Data for review Block Start

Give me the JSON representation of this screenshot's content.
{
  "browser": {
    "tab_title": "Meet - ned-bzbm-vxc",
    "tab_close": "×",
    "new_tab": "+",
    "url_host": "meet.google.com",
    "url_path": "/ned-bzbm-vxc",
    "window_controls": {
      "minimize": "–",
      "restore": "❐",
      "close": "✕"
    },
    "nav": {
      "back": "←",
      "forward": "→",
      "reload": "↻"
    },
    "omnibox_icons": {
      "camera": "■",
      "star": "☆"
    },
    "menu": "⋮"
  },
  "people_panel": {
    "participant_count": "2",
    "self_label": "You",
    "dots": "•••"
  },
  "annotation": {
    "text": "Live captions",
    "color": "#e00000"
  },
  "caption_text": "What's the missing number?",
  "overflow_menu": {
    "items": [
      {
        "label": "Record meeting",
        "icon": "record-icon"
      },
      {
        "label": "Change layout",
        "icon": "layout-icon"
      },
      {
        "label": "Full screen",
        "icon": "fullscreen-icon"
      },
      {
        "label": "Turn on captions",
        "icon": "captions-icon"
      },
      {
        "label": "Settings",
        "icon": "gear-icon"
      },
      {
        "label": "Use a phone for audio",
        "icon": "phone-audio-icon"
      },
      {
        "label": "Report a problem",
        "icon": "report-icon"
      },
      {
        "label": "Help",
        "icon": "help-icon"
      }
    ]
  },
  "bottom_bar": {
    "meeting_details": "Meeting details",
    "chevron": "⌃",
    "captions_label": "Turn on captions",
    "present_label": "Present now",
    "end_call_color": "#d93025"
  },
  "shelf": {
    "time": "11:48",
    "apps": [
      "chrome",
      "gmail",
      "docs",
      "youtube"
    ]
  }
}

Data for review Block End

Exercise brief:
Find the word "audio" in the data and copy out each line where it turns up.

Expected answer:
        "label": "Use a phone for audio",
        "icon": "phone-audio-icon"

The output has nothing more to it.